## Web page and app entries

--- --- ---

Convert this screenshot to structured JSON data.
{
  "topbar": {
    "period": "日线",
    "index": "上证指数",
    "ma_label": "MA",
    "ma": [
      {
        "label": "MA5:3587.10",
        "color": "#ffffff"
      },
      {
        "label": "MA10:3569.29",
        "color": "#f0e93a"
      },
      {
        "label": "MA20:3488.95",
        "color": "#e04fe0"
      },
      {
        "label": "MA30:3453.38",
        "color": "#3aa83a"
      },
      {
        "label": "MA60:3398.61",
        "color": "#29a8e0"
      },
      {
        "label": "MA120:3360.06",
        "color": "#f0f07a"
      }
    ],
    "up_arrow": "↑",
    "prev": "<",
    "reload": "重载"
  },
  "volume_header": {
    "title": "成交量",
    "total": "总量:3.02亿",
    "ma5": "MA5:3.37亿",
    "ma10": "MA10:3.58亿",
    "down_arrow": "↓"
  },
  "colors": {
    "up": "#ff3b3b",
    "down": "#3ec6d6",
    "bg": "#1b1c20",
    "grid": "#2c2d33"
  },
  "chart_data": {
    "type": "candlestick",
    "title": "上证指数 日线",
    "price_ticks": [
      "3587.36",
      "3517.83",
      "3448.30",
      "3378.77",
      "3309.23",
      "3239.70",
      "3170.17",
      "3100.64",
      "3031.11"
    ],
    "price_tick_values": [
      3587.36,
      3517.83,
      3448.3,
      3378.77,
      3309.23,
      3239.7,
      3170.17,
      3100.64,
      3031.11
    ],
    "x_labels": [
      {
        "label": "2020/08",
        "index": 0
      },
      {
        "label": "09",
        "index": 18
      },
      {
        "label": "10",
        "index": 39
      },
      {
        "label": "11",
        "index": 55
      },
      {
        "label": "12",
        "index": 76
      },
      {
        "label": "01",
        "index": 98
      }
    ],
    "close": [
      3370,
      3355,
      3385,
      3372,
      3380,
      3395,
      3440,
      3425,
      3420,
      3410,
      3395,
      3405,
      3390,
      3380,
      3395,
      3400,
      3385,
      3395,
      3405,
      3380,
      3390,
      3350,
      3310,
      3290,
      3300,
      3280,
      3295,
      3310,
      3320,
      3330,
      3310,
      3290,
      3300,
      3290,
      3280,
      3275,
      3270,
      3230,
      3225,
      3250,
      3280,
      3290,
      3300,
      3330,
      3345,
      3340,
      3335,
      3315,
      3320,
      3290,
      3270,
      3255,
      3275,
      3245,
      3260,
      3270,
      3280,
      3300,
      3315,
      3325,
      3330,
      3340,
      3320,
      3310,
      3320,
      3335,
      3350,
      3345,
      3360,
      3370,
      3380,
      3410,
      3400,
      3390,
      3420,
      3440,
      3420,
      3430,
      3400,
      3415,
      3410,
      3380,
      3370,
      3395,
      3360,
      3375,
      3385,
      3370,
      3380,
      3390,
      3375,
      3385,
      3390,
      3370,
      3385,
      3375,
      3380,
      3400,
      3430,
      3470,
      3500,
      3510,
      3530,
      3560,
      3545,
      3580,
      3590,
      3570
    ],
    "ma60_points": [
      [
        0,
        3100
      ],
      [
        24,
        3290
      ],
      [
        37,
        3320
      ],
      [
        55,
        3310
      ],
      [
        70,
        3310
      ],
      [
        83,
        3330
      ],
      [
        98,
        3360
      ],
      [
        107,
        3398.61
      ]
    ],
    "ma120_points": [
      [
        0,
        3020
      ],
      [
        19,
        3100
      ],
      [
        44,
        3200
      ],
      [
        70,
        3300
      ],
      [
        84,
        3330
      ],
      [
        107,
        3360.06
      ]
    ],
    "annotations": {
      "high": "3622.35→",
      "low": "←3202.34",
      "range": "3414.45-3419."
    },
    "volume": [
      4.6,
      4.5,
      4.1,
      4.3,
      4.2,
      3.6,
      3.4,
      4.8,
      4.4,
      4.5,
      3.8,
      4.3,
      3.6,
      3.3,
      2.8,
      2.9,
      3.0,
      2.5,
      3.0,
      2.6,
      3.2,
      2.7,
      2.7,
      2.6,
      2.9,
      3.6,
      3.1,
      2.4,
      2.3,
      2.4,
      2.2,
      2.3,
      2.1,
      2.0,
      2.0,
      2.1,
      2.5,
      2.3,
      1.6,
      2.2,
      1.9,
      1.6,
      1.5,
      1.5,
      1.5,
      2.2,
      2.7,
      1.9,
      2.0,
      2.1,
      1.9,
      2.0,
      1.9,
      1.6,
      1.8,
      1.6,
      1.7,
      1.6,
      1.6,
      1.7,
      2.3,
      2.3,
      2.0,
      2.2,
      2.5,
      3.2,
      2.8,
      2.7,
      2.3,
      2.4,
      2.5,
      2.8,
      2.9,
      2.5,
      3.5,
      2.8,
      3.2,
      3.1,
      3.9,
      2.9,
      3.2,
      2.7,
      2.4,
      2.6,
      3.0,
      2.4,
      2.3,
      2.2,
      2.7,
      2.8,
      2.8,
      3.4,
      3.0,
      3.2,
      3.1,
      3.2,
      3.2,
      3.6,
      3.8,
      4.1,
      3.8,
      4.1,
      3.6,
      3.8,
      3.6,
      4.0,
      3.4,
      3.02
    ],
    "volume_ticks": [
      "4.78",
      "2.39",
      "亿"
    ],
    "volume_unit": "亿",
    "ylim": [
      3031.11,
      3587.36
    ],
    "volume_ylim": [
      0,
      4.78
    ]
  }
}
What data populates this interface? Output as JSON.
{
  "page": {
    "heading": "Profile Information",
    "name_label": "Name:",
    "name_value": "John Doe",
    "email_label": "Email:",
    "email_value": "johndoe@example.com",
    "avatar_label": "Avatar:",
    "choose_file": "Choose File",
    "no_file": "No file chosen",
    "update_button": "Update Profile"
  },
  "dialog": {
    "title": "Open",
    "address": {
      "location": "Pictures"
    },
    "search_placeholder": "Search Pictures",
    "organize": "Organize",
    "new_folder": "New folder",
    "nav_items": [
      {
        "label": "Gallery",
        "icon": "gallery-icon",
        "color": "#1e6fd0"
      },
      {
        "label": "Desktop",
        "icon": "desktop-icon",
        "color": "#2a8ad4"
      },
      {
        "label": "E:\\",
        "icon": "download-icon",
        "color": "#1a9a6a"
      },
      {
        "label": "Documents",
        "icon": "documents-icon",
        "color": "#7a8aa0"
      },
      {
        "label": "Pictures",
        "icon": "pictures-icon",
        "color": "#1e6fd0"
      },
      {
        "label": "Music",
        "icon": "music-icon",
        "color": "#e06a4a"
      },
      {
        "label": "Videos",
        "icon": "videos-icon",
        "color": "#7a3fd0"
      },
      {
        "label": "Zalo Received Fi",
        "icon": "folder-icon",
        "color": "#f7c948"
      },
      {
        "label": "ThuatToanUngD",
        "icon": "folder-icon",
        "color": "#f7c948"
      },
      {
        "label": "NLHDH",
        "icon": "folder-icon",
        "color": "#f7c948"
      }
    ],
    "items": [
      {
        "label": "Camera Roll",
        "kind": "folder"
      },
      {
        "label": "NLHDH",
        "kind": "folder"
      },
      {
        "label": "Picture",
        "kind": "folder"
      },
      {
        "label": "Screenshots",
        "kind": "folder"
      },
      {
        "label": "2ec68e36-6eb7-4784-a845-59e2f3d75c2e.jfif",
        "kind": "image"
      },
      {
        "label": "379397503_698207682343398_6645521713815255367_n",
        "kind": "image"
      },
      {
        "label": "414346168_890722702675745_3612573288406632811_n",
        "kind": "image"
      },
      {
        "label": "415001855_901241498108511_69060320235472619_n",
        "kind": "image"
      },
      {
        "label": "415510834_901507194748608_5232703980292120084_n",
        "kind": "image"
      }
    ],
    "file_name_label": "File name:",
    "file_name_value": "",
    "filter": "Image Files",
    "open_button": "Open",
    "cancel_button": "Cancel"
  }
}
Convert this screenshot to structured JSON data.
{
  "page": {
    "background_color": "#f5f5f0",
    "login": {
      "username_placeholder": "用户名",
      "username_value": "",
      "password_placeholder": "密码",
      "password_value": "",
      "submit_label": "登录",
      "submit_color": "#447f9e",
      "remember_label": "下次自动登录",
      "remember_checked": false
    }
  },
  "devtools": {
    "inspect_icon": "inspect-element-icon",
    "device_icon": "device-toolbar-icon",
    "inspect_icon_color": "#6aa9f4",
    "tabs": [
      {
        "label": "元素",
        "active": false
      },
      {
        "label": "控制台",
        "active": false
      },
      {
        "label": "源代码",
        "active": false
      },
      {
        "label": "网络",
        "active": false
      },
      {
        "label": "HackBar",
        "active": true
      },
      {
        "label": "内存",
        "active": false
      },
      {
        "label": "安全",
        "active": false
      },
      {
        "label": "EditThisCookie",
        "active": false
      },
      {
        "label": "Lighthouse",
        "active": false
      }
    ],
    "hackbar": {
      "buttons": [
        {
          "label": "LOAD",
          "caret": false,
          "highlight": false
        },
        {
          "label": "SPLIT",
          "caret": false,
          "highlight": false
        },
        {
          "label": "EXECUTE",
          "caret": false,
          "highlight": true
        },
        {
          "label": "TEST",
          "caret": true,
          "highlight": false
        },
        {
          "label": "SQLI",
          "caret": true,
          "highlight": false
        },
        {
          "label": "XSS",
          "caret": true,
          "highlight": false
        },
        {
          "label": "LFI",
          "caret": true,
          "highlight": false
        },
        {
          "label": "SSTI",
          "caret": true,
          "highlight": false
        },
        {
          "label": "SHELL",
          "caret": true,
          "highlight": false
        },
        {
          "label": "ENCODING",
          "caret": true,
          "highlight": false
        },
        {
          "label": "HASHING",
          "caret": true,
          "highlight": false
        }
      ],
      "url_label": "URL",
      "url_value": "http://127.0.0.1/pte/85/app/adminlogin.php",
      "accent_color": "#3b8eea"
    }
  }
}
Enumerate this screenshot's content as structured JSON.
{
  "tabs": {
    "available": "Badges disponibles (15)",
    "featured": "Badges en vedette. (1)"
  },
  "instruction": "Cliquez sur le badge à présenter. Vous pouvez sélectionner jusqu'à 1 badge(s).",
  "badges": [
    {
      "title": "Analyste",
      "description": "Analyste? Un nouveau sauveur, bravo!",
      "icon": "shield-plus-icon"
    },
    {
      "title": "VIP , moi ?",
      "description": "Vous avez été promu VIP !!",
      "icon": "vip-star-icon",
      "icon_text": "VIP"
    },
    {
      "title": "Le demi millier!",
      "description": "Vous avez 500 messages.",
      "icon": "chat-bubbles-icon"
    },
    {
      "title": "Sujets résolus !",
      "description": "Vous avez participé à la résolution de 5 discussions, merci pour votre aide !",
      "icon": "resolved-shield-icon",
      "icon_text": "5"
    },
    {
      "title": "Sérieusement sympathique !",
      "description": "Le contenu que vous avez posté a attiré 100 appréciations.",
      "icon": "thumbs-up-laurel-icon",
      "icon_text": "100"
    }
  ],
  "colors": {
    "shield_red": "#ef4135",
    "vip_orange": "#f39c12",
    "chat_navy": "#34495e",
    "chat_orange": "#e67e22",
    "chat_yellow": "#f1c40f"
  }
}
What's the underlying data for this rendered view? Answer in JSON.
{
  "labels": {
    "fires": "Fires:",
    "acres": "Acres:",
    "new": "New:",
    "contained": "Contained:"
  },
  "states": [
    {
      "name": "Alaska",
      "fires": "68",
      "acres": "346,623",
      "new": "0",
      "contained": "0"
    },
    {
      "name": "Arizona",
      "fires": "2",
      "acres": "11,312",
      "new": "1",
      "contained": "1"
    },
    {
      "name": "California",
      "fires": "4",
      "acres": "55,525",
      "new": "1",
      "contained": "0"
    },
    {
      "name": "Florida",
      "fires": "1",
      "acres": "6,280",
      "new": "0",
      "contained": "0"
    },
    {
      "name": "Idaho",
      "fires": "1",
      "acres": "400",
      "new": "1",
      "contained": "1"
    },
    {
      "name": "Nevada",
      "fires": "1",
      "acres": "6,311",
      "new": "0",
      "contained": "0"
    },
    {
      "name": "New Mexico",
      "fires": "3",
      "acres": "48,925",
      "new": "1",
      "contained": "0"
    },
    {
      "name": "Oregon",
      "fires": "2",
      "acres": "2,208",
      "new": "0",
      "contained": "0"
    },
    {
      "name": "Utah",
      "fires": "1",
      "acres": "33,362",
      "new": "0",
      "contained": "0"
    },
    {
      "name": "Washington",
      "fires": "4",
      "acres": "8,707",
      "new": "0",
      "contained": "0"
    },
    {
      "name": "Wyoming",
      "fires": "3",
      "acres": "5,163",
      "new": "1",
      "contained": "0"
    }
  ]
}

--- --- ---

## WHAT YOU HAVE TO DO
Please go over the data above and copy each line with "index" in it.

## RESPONSE AREA
    "index": "上证指数",
        "index": 0
        "index": 18
        "index": 39
        "index": 55
        "index": 76
        "index": 98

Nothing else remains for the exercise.